- has unique unipolar flagellae adapted to living in the human stomach
- primary etiologic agent of gastric cancer

18

What is CagA?

pathogenicity island of H. pylori that enters gastric epithelial cells and initiates signaling that mimics unregulated growth factor stimulation (Ras/Raf/Mek/Erk pathways)

19

Describe the process of developing gastric adenocarcinoma in the background of chronic inflammation, related to H. pylori infection.

over decades: initial development of chronic gastritis, followed by gastric atrophy, then intestinal metaplasia of the lining cells, then dysplasia, and finally cancer

20

If H. pylori is noninvasive, how does it cause intracellular changes that mimic unregulated growth factor stimulation?

CagA penetrates into gastric epithelial cells via a molecular syringe mechanism; once there it initiates the Ras/Raf/Mek/Erk signaling cascade

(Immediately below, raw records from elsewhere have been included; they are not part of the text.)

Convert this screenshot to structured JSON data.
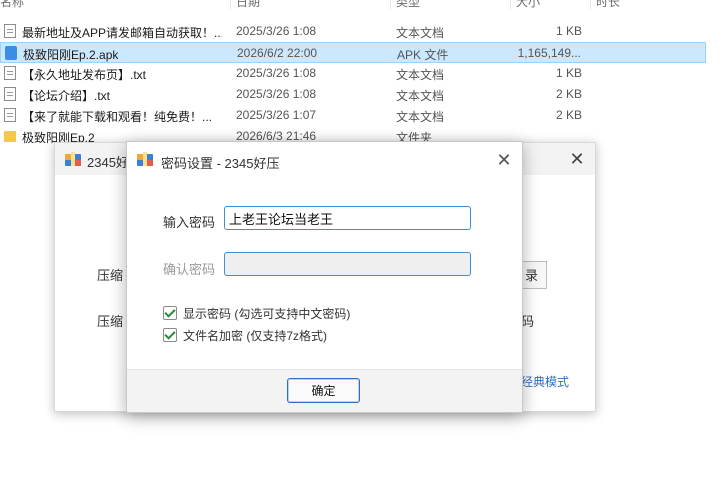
{
  "explorer": {
    "columns": {
      "name": "名称",
      "date": "日期",
      "type": "类型",
      "size": "大小",
      "duration": "时长"
    },
    "files": [
      {
        "name": "最新地址及APP请发邮箱自动获取！...",
        "date": "2025/3/26 1:08",
        "type": "文本文档",
        "size": "1 KB",
        "icon": "text-file-icon"
      },
      {
        "name": "极致阳刚Ep.2.apk",
        "date": "2026/6/2 22:00",
        "type": "APK 文件",
        "size": "1,165,149...",
        "icon": "apk-file-icon",
        "selected": true
      },
      {
        "name": "【永久地址发布页】.txt",
        "date": "2025/3/26 1:08",
        "type": "文本文档",
        "size": "1 KB",
        "icon": "text-file-icon"
      },
      {
        "name": "【论坛介绍】.txt",
        "date": "2025/3/26 1:08",
        "type": "文本文档",
        "size": "2 KB",
        "icon": "text-file-icon"
      },
      {
        "name": "【来了就能下载和观看！纯免费！...",
        "date": "2025/3/26 1:07",
        "type": "文本文档",
        "size": "2 KB",
        "icon": "text-file-icon"
      },
      {
        "name": "极致阳刚Ep.2",
        "date": "2026/6/3 21:46",
        "type": "文件夹",
        "size": "",
        "icon": "folder-icon"
      }
    ]
  },
  "back_dialog": {
    "title": "2345好",
    "label1": "压缩",
    "label2": "压缩",
    "button": "录",
    "label3": "码",
    "link": "经典模式"
  },
  "password_dialog": {
    "title": "密码设置 - 2345好压",
    "input_label": "输入密码",
    "password_value": "上老王论坛当老王",
    "confirm_label": "确认密码",
    "show_password_label": "显示密码 (勾选可支持中文密码)",
    "show_password_checked": true,
    "encrypt_names_label": "文件名加密 (仅支持7z格式)",
    "encrypt_names_checked": true,
    "ok_button": "确定"
  },
  "colors": {
    "selection": "#cce8ff",
    "accent": "#3f8fd8",
    "link": "#2f6fc0",
    "folder": "#f4c64e"
  }
}
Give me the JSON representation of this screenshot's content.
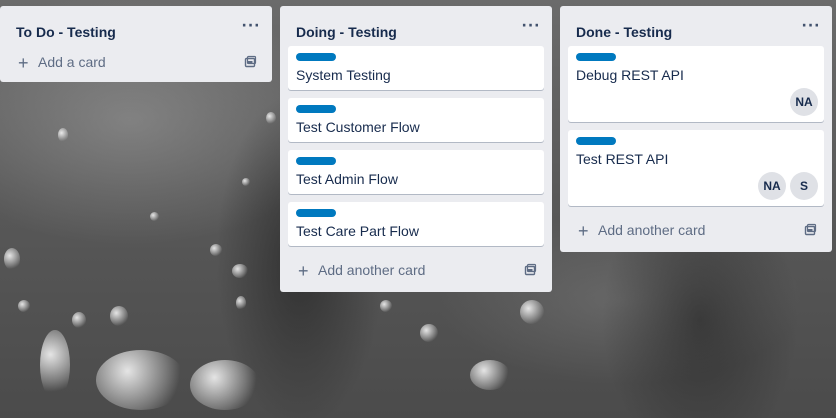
{
  "board": {
    "lists": [
      {
        "title": "To Do - Testing",
        "menu_icon": "ellipsis-icon",
        "cards": [],
        "add_card_label": "Add a card"
      },
      {
        "title": "Doing - Testing",
        "menu_icon": "ellipsis-icon",
        "cards": [
          {
            "title": "System Testing",
            "label_color": "#0079bf"
          },
          {
            "title": "Test Customer Flow",
            "label_color": "#0079bf"
          },
          {
            "title": "Test Admin Flow",
            "label_color": "#0079bf"
          },
          {
            "title": "Test Care Part Flow",
            "label_color": "#0079bf"
          }
        ],
        "add_card_label": "Add another card"
      },
      {
        "title": "Done - Testing",
        "menu_icon": "ellipsis-icon",
        "cards": [
          {
            "title": "Debug REST API",
            "label_color": "#0079bf",
            "members": [
              "NA"
            ]
          },
          {
            "title": "Test REST API",
            "label_color": "#0079bf",
            "members": [
              "NA",
              "S"
            ]
          }
        ],
        "add_card_label": "Add another card"
      }
    ]
  },
  "colors": {
    "list_bg": "#ebecf0",
    "card_bg": "#ffffff",
    "label_blue": "#0079bf",
    "text": "#172b4d",
    "muted_text": "#5e6c84",
    "avatar_bg": "#dfe1e6"
  }
}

21

Histological visualization of goblet cells in the gastric surface mucosa indicates what condition?

intestinal metaplasia

22

Is Helicobacter pylori infection treatable to prevent the gastric carcinomas it causes?

You betcha.

23

How can tumor antigens stimulate T cells?

either by expressing altered gene products on the tumor cell surface via the MHC Class I pathway; or by APCs presenting antigen via MHC Class II pathway after taking up pieces of dead tumor cells

24

Describe the patterns of tumor antigen presentation.

1. overexpression/aberrant expression
2. expression in tumor cells that are derived from cells where that protein is not normally expressed

25

Where is the MAGE-1 antigen expressed?

on 37% of melanomas and some lung, liver, stomach, and esophageal carcinomas

26

Tumor antigens produced by human papilloma virus (HPV) and Epstein-Barr virus (EBV) are recognized by what type of T cells?

cytotoxic T cells

27

How are oncofetal antigens useful in the diagnosis and clinical management of cancer? Name 2 example oncofetal proteins used for this purpose.

oncofetal antigens expressed at high levels on cancer cells and can serve as markers that aid in tumor diagnosis and clinical management. The two most thoroughly characterized are carcinoembryonic antigen (CEA) and alpha-fetoprotein (AFP).

28

What are CA-125 and CA-19-9 and why are they significant?

they are mucins expressed on ovarian carcinomas and other types of carcinoma; useful for guiding course of treatment

29

Describe MUC-1 and what it is used for.

MUC-1 is a TM protein expressed on some ovarian and breast carcinomas, but is normally expressed only in breast ductal epithelium;
in breast ductal carcinomas it can be used as a target for mouse mAbs

30

What are some molecules secreted by tumors that may serve to downregulate host immune response? How do they downregulate the T cell response?

TGF-beta, IL-10, PGE2, tryptophan metabolites, and VEGFs - they inhibit the diapedesis of T cells from vasculature into tumor bed

31

What is CD20 and what is it good for?

it's a transmembrane protein expressed on the surface of normal mature B cells, and it's useful as a drug target because Abs against it have broad cytocidal activity against mature B-cell lymphomas and leukemias

32

How do tumor cells inhibit effector T cells?

They downregulate the expression of co-stimulatory molecules on APCs (that would bind CD28) and instead get them to bind/stimulate CTLA4; they also upreglate expression of PD-L1 and PD-L2 that bind PD-1 on T cells to initiated apoptosis and inhibit their effector functions

33

What is the "checkpoint blockade" treatment paradigm?

it's the idea that treatments that remove the “brakes” imposed by tumors on host anti-tumor immune responses can be highly effective in treating cancer; examples include Anti-CTLA4 and anti-PD-1 antibodies